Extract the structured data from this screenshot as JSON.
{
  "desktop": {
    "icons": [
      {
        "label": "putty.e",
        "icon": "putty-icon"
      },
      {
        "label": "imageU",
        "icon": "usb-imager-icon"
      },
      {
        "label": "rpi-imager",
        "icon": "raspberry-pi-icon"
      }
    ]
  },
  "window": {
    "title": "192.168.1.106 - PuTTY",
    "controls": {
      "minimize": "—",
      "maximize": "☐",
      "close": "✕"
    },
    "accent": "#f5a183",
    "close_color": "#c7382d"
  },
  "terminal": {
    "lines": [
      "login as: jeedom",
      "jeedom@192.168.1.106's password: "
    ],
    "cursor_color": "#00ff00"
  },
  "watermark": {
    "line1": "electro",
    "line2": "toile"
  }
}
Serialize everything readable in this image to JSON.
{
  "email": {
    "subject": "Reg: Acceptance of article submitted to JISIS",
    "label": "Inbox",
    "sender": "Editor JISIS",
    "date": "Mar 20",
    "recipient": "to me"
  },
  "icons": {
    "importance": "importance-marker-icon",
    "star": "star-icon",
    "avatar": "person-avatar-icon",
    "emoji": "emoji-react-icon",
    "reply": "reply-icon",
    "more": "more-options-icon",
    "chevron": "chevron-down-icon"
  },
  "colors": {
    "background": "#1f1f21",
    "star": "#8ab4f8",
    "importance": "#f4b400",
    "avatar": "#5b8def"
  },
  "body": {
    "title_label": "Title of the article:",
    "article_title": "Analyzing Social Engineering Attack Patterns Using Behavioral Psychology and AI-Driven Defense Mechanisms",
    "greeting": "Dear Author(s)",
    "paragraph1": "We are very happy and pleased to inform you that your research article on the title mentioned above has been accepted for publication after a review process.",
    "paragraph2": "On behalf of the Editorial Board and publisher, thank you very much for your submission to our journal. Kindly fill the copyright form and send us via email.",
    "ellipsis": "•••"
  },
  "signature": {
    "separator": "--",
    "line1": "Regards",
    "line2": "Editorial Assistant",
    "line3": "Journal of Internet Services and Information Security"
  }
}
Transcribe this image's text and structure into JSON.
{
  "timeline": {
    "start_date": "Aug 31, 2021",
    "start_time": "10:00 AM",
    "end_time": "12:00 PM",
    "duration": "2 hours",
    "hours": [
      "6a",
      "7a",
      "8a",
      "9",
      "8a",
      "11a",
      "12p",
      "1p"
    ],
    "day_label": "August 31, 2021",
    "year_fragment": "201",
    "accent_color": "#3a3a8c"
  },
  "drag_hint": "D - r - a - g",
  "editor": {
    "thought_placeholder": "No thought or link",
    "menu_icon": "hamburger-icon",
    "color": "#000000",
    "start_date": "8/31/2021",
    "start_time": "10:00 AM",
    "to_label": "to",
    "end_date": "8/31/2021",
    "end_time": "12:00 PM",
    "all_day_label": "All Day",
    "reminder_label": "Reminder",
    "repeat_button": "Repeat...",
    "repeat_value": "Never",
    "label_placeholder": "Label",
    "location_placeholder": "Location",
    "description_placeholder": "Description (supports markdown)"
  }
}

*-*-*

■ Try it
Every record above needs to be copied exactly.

■ Solution for this task
Extract the structured data from this screenshot as JSON.
{
  "desktop": {
    "icons": [
      {
        "label": "putty.e",
        "icon": "putty-icon"
      },
      {
        "label": "imageU",
        "icon": "usb-imager-icon"
      },
      {
        "label": "rpi-imager",
        "icon": "raspberry-pi-icon"
      }
    ]
  },
  "window": {
    "title": "192.168.1.106 - PuTTY",
    "controls": {
      "minimize": "—",
      "maximize": "☐",
      "close": "✕"
    },
    "accent": "#f5a183",
    "close_color": "#c7382d"
  },
  "terminal": {
    "lines": [
      "login as: jeedom",
      "jeedom@192.168.1.106's password: "
    ],
    "cursor_color": "#00ff00"
  },
  "watermark": {
    "line1": "electro",
    "line2": "toile"
  }
}
Serialize everything readable in this image to JSON.
{
  "email": {
    "subject": "Reg: Acceptance of article submitted to JISIS",
    "label": "Inbox",
    "sender": "Editor JISIS",
    "date": "Mar 20",
    "recipient": "to me"
  },
  "icons": {
    "importance": "importance-marker-icon",
    "star": "star-icon",
    "avatar": "person-avatar-icon",
    "emoji": "emoji-react-icon",
    "reply": "reply-icon",
    "more": "more-options-icon",
    "chevron": "chevron-down-icon"
  },
  "colors": {
    "background": "#1f1f21",
    "star": "#8ab4f8",
    "importance": "#f4b400",
    "avatar": "#5b8def"
  },
  "body": {
    "title_label": "Title of the article:",
    "article_title": "Analyzing Social Engineering Attack Patterns Using Behavioral Psychology and AI-Driven Defense Mechanisms",
    "greeting": "Dear Author(s)",
    "paragraph1": "We are very happy and pleased to inform you that your research article on the title mentioned above has been accepted for publication after a review process.",
    "paragraph2": "On behalf of the Editorial Board and publisher, thank you very much for your submission to our journal. Kindly fill the copyright form and send us via email.",
    "ellipsis": "•••"
  },
  "signature": {
    "separator": "--",
    "line1": "Regards",
    "line2": "Editorial Assistant",
    "line3": "Journal of Internet Services and Information Security"
  }
}
Transcribe this image's text and structure into JSON.
{
  "timeline": {
    "start_date": "Aug 31, 2021",
    "start_time": "10:00 AM",
    "end_time": "12:00 PM",
    "duration": "2 hours",
    "hours": [
      "6a",
      "7a",
      "8a",
      "9",
      "8a",
      "11a",
      "12p",
      "1p"
    ],
    "day_label": "August 31, 2021",
    "year_fragment": "201",
    "accent_color": "#3a3a8c"
  },
  "drag_hint": "D - r - a - g",
  "editor": {
    "thought_placeholder": "No thought or link",
    "menu_icon": "hamburger-icon",
    "color": "#000000",
    "start_date": "8/31/2021",
    "start_time": "10:00 AM",
    "to_label": "to",
    "end_date": "8/31/2021",
    "end_time": "12:00 PM",
    "all_day_label": "All Day",
    "reminder_label": "Reminder",
    "repeat_button": "Repeat...",
    "repeat_value": "Never",
    "label_placeholder": "Label",
    "location_placeholder": "Location",
    "description_placeholder": "Description (supports markdown)"
  }
}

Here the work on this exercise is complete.